RECORDS PROVIDED
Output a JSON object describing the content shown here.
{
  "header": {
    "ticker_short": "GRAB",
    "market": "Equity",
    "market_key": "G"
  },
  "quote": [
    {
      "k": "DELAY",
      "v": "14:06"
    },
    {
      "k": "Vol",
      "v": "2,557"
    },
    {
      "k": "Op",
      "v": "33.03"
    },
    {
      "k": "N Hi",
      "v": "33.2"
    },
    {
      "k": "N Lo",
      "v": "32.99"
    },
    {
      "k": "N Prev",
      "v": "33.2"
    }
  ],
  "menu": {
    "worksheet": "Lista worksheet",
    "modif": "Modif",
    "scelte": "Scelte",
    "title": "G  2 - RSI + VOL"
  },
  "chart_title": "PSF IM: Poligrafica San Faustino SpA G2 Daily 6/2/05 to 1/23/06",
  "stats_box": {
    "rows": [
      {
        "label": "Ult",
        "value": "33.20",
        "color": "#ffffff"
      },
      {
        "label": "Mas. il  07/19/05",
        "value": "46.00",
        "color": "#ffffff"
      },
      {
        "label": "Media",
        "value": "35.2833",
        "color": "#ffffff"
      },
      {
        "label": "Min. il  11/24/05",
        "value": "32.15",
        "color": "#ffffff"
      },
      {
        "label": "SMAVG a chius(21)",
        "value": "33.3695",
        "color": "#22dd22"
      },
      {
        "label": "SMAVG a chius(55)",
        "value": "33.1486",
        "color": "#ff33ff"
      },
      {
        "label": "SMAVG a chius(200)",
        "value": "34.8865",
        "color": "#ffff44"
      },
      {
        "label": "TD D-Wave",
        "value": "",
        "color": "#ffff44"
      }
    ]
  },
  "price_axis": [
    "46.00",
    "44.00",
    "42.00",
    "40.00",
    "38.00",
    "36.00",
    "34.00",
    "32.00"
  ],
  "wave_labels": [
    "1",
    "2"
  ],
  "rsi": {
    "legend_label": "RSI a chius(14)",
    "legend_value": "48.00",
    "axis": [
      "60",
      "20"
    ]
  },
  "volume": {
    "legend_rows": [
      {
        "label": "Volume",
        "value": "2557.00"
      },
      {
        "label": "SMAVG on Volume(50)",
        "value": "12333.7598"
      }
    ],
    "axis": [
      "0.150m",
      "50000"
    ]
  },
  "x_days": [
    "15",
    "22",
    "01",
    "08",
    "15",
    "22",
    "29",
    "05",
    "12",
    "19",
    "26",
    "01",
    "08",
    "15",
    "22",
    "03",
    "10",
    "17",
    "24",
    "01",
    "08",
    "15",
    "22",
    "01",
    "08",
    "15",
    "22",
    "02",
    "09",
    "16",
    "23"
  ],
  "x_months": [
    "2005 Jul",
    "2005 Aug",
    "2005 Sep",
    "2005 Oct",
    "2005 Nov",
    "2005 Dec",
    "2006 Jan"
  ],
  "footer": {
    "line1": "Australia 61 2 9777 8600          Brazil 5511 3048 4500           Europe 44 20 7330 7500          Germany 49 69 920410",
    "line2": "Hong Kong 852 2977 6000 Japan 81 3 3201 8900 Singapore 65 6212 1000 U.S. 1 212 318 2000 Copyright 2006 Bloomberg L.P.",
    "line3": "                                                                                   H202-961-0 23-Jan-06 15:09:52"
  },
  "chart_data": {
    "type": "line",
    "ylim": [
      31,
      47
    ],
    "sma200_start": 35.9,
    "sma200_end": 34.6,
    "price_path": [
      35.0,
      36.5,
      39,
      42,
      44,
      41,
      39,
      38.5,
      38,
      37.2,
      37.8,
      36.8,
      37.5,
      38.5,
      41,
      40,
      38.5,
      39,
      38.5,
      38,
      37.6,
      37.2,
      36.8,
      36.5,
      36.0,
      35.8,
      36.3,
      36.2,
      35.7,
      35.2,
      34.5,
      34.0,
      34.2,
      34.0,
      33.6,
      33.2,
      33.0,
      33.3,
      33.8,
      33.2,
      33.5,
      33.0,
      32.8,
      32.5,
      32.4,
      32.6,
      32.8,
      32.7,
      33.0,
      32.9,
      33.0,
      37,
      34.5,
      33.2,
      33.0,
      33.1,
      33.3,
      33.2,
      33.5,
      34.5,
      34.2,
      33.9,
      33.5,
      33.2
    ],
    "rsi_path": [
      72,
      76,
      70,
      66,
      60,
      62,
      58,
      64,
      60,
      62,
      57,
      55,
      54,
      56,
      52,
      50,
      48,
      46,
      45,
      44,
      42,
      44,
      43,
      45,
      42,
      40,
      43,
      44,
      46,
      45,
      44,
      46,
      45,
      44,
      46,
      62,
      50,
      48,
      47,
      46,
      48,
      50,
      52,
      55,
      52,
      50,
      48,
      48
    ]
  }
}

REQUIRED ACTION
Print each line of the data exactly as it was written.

RESULT
Output a JSON object describing the content shown here.
{
  "header": {
    "ticker_short": "GRAB",
    "market": "Equity",
    "market_key": "G"
  },
  "quote": [
    {
      "k": "DELAY",
      "v": "14:06"
    },
    {
      "k": "Vol",
      "v": "2,557"
    },
    {
      "k": "Op",
      "v": "33.03"
    },
    {
      "k": "N Hi",
      "v": "33.2"
    },
    {
      "k": "N Lo",
      "v": "32.99"
    },
    {
      "k": "N Prev",
      "v": "33.2"
    }
  ],
  "menu": {
    "worksheet": "Lista worksheet",
    "modif": "Modif",
    "scelte": "Scelte",
    "title": "G  2 - RSI + VOL"
  },
  "chart_title": "PSF IM: Poligrafica San Faustino SpA G2 Daily 6/2/05 to 1/23/06",
  "stats_box": {
    "rows": [
      {
        "label": "Ult",
        "value": "33.20",
        "color": "#ffffff"
      },
      {
        "label": "Mas. il  07/19/05",
        "value": "46.00",
        "color": "#ffffff"
      },
      {
        "label": "Media",
        "value": "35.2833",
        "color": "#ffffff"
      },
      {
        "label": "Min. il  11/24/05",
        "value": "32.15",
        "color": "#ffffff"
      },
      {
        "label": "SMAVG a chius(21)",
        "value": "33.3695",
        "color": "#22dd22"
      },
      {
        "label": "SMAVG a chius(55)",
        "value": "33.1486",
        "color": "#ff33ff"
      },
      {
        "label": "SMAVG a chius(200)",
        "value": "34.8865",
        "color": "#ffff44"
      },
      {
        "label": "TD D-Wave",
        "value": "",
        "color": "#ffff44"
      }
    ]
  },
  "price_axis": [
    "46.00",
    "44.00",
    "42.00",
    "40.00",
    "38.00",
    "36.00",
    "34.00",
    "32.00"
  ],
  "wave_labels": [
    "1",
    "2"
  ],
  "rsi": {
    "legend_label": "RSI a chius(14)",
    "legend_value": "48.00",
    "axis": [
      "60",
      "20"
    ]
  },
  "volume": {
    "legend_rows": [
      {
        "label": "Volume",
        "value": "2557.00"
      },
      {
        "label": "SMAVG on Volume(50)",
        "value": "12333.7598"
      }
    ],
    "axis": [
      "0.150m",
      "50000"
    ]
  },
  "x_days": [
    "15",
    "22",
    "01",
    "08",
    "15",
    "22",
    "29",
    "05",
    "12",
    "19",
    "26",
    "01",
    "08",
    "15",
    "22",
    "03",
    "10",
    "17",
    "24",
    "01",
    "08",
    "15",
    "22",
    "01",
    "08",
    "15",
    "22",
    "02",
    "09",
    "16",
    "23"
  ],
  "x_months": [
    "2005 Jul",
    "2005 Aug",
    "2005 Sep",
    "2005 Oct",
    "2005 Nov",
    "2005 Dec",
    "2006 Jan"
  ],
  "footer": {
    "line1": "Australia 61 2 9777 8600          Brazil 5511 3048 4500           Europe 44 20 7330 7500          Germany 49 69 920410",
    "line2": "Hong Kong 852 2977 6000 Japan 81 3 3201 8900 Singapore 65 6212 1000 U.S. 1 212 318 2000 Copyright 2006 Bloomberg L.P.",
    "line3": "                                                                                   H202-961-0 23-Jan-06 15:09:52"
  },
  "chart_data": {
    "type": "line",
    "ylim": [
      31,
      47
    ],
    "sma200_start": 35.9,
    "sma200_end": 34.6,
    "price_path": [
      35.0,
      36.5,
      39,
      42,
      44,
      41,
      39,
      38.5,
      38,
      37.2,
      37.8,
      36.8,
      37.5,
      38.5,
      41,
      40,
      38.5,
      39,
      38.5,
      38,
      37.6,
      37.2,
      36.8,
      36.5,
      36.0,
      35.8,
      36.3,
      36.2,
      35.7,
      35.2,
      34.5,
      34.0,
      34.2,
      34.0,
      33.6,
      33.2,
      33.0,
      33.3,
      33.8,
      33.2,
      33.5,
      33.0,
      32.8,
      32.5,
      32.4,
      32.6,
      32.8,
      32.7,
      33.0,
      32.9,
      33.0,
      37,
      34.5,
      33.2,
      33.0,
      33.1,
      33.3,
      33.2,
      33.5,
      34.5,
      34.2,
      33.9,
      33.5,
      33.2
    ],
    "rsi_path": [
      72,
      76,
      70,
      66,
      60,
      62,
      58,
      64,
      60,
      62,
      57,
      55,
      54,
      56,
      52,
      50,
      48,
      46,
      45,
      44,
      42,
      44,
      43,
      45,
      42,
      40,
      43,
      44,
      46,
      45,
      44,
      46,
      45,
      44,
      46,
      62,
      50,
      48,
      47,
      46,
      48,
      50,
      52,
      55,
      52,
      50,
      48,
      48
    ]
  }
}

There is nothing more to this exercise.